The one-room schoolhouse symbolizes the earliest days of public education. In Montgomery County a surprising number of one- and two-room schoolhouses still exist—in one form or another. With photos of them all, this presentation tells the early history of public education in the county, including the nearly century-long practice of school segregation dubbed “separate but equal” that was very unequal in practice. Can be combined with a visit to a restored one-room schoolhouse to experience what school was like more than 100 years ago.

 

 

Montgomery County’s Prehistory: A 12,000 Year Story

Speaker: Don Housley
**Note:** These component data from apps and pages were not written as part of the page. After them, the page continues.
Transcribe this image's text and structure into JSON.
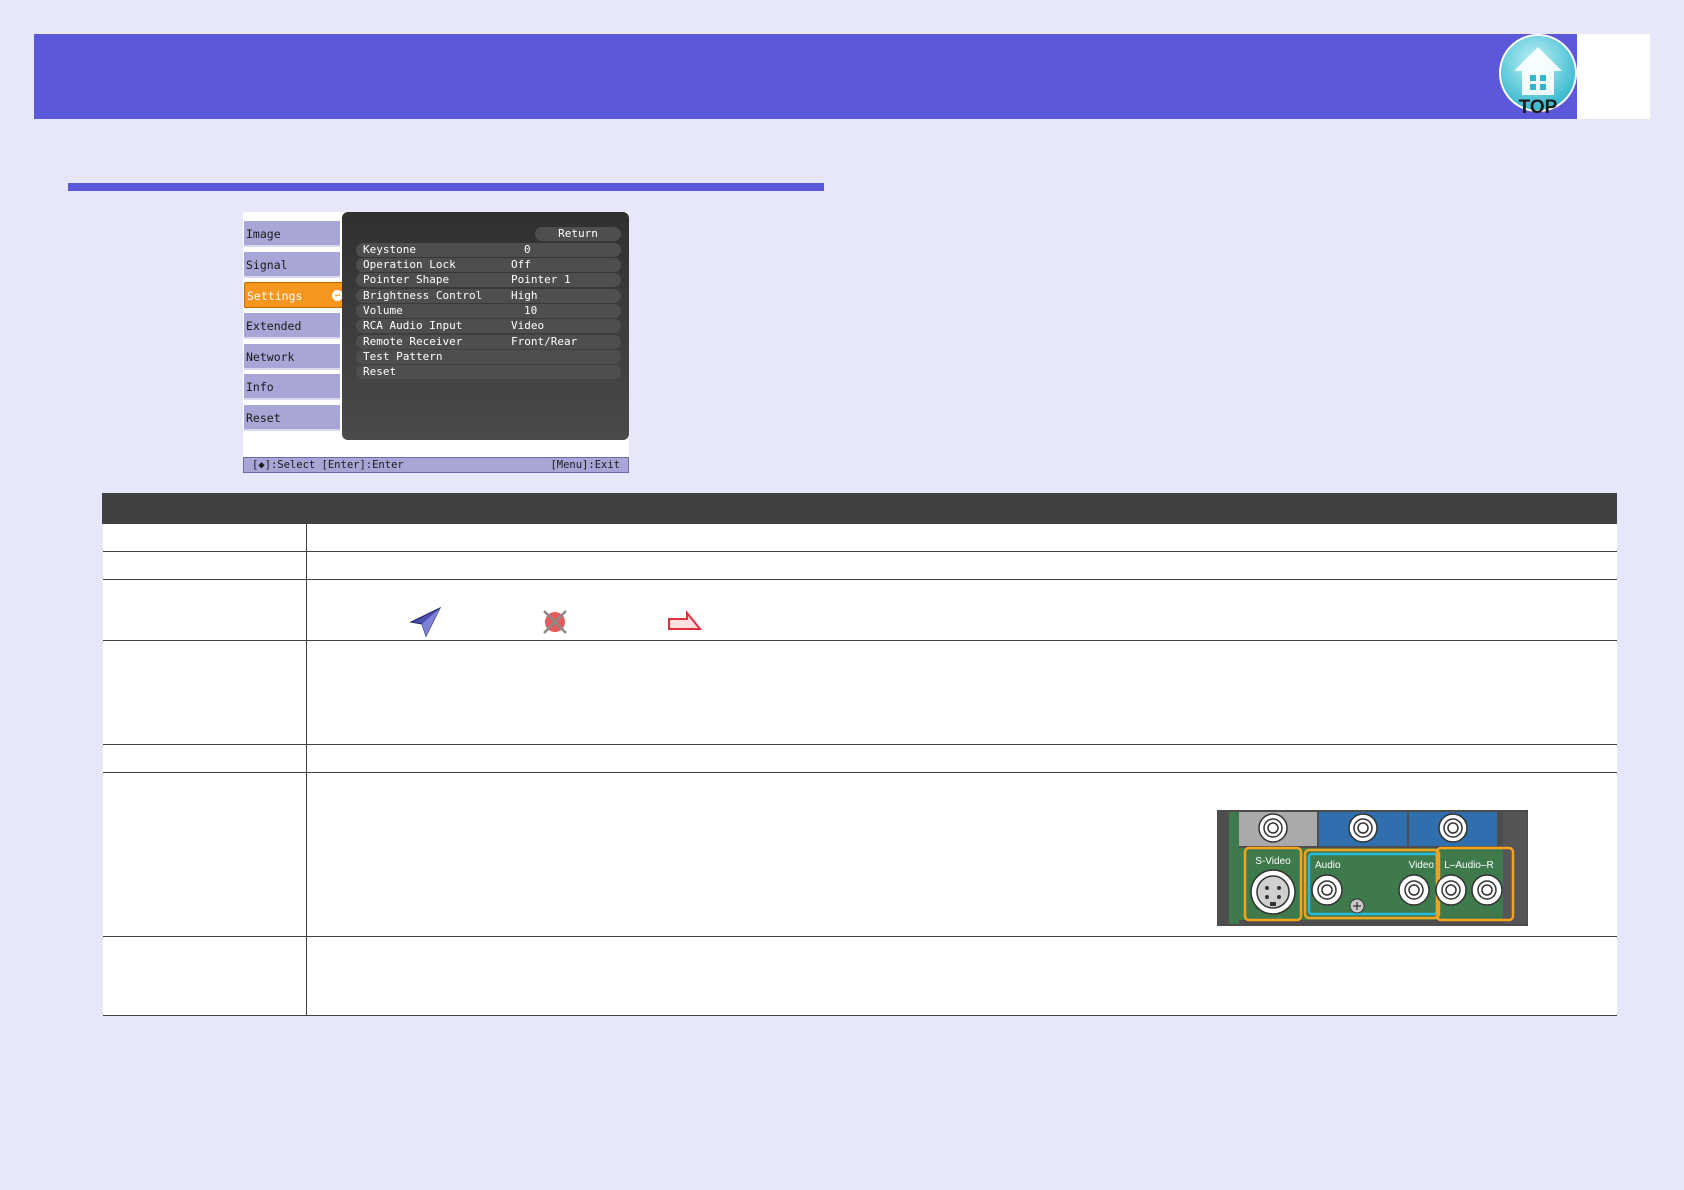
{
  "header": {
    "top_logo_text": "TOP",
    "logo_icon": "home-icon"
  },
  "menu": {
    "side_items": [
      {
        "label": "Image",
        "active": false
      },
      {
        "label": "Signal",
        "active": false
      },
      {
        "label": "Settings",
        "active": true
      },
      {
        "label": "Extended",
        "active": false
      },
      {
        "label": "Network",
        "active": false
      },
      {
        "label": "Info",
        "active": false
      },
      {
        "label": "Reset",
        "active": false
      }
    ],
    "return_label": "Return",
    "rows": [
      {
        "label": "Keystone",
        "value": "0"
      },
      {
        "label": "Operation Lock",
        "value": "Off"
      },
      {
        "label": "Pointer Shape",
        "value": "Pointer 1"
      },
      {
        "label": "Brightness Control",
        "value": "High"
      },
      {
        "label": "Volume",
        "value": "10"
      },
      {
        "label": "RCA Audio Input",
        "value": "Video"
      },
      {
        "label": "Remote Receiver",
        "value": "Front/Rear"
      },
      {
        "label": "Test Pattern",
        "value": ""
      },
      {
        "label": "Reset",
        "value": ""
      }
    ],
    "footer_left": "[◆]:Select [Enter]:Enter",
    "footer_right": "[Menu]:Exit"
  },
  "connector": {
    "svideo": "S-Video",
    "audio": "Audio",
    "video": "Video",
    "lr_audio": "L–Audio–R"
  },
  "colors": {
    "accent": "#5b58da",
    "menu_active": "#f7961d",
    "menu_item": "#a8a6d6",
    "table_header": "#404040"
  }
}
After discussing the various theories for the peopling of North America, this PowerPoint presentation centers on describing the environment, social structure, and tool development of Montgomery County’s prehistory through the Paleo-Indian, Archaic, and Woodland time periods prior to European contact.

 

Archaeological Sites in Montgomery County, Maryland

Speaker: Don Housley

This PowerPoint presentation provides an introduction to both prehistoric and historical archaeological sites located on park land in Montgomery County and the techniques used by county archaeologists to unearth the past. A list of upcoming public archaeology programs and tours will be provided.

 

The following talks are temporarily unavailable: 

The New Face of Montgomery County 

Speaker: Steve Roberts

Montgomery County today is a global community of a million people with one-third of its residents born outside the United States. The dramatic growth of immigrant populations from all regions of the world has profoundly changed the community’s social, cultural and economic dynamic. This program will discuss the modern history of immigration in Montgomery County for different communities, including countries of origins and reasons for migration, settlement patterns, professions of choice, community organizing, cultural identities, and ties with home countries. The speaker will draw on some of his Bethesda Magazine columns to tell stories that flesh out the statistical trends of this recent history.

 

 
The Home Front During World War II
 
Speaker: William Offutt
 
This lecture and slide presentation is an overview of life in the D.C. area during World War II, with an emphasis on rationing, volunteering, air raid and blackout drills, shortages, victory gardens, and everyday life.

 

Montgomery County: A Rich History

Speaker: William Offutt

This slide lecture provides an overview of the county’s past and its people from the era of Indian settlements to today’s urban-suburban development. The lecture is illustrated with slides which evoke the past and indicate the vast changes in the county.